From 1972 to 1975, together with David Murray, Bobby Bradford, and Arthur Blythe, Newton was a member of drummer (and later critic) Stanley Crouch's band Black Music Infinity. From 1978 to 1981 he lived in New York, leading a trio with pianist and composer Anthony Davis and cellist Abdul Wadud. These three played extended chamber jazz and Third Stream compositions by Newton and Davis. With Davis, Newton founded a quartet and toured successfully in Europe in the early 1980s. Afterwards, he performed with a wide variety of musicians, including projects by John Carter and the Mingus Dynasty. Newton has released four recordings of his solo improvisations for flute. Since the 1990s Newton has often worked with musicians from other cultural spheres, including Jon Jang, Gao Hong, Kadri Gopalnath, and Shubhendra Rao, and has taken part in many cross-cultural projects.
Newton has performed with the New York Philharmonic, Brooklyn Philharmonic, L'Orchestre du Conservatoire de Paris, Vladimir Spivakov and the Moscow Virtuosi the Los Angeles Master Chorale, Southwest Chamber Music, California EAR Unit, New York New Music Ensemble, and the San Francisco Ballet.
He served for five years as Musical Director/Conductor of the Luckman Jazz Orchestra and has held professorships at the University of California, Irvine, the California Institute of the Arts, and California State University, Los Angeles. In 1989 he wrote and published a method book entitled The Improvising Flute. In 2007 he published Daily Focus For The Flute.
He has also composed classical works for chamber ensemble and orchestra, as well as electronic music. In 1997 he wrote an opera, The Songs of Freedom. Based on the knowledge of the deep tradition of "extended" jazz compositions and European contemporary music, Newton uses post-serial methods in composing. His compositions may be judged as specifically African-American not solely because of the presence of crucial idiomatic elements such as rhythm, pronunciation, and transformation of sound, but also because of their dialoguing between different cultures. In his compositional output, he specializes in chamber music and writing for unconventional instrumentations. He has also written a symphony and composed for ballet and modern dance. In 2006 he composed a Latin Mass which premiered in Prato, Italy, in February 2007.
In 2002 Newton sued the rap group Beastie Boys for using a sample of his "Choir," a 1978 composition for flute and voice, in their song "Pass the Mic", stating that the group should have contacted him personally for permission. The group argued that they had contacted ECM Records, the record label who held the rights to the original recording, paid a one-time fee of US$1,000 for the use of the six second, three note sample (which recurs numerous times during the course of the song), and they believed that to be sufficient. Newton lost the case.
The sample of James Newton's original "Choir" composition was used over 40 times in the Beastie Boys "Pass the Mic." The Beastie Boys tried to settle out of court but Newton's lawyers believed this decision to be critical in possibly protecting the rights of other Jazz composers, musicians in the future. The presiding Judge who ruled in favor of the Beastie Boys stated the 3-note section used by them to be "unoriginal" in terms of composition.

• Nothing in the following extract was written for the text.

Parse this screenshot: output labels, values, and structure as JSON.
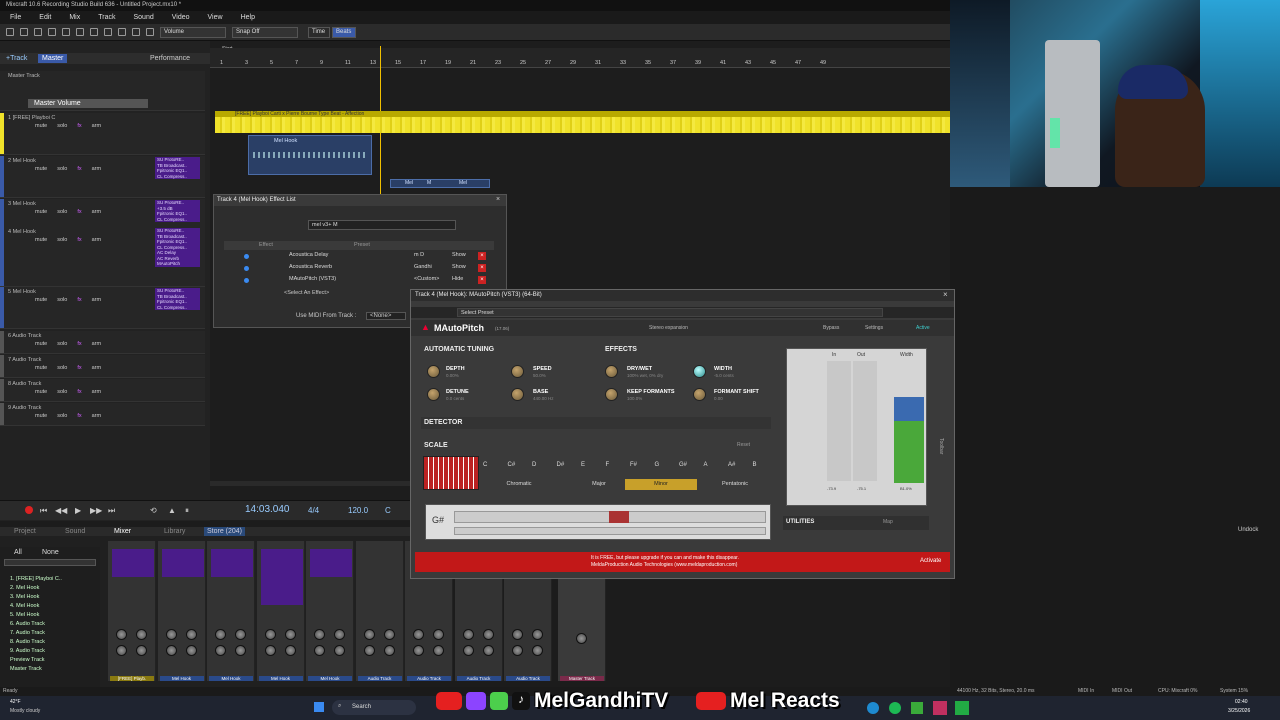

He has received Guggenheim (1992) and Rockefeller fellowships, Montreux Grande Prix Du Disque, and Down Beat International Critics Jazz Album of the Year. He has also been voted the top flutist for 23 consecutive years in Down Beat magazine's International Critic's Poll.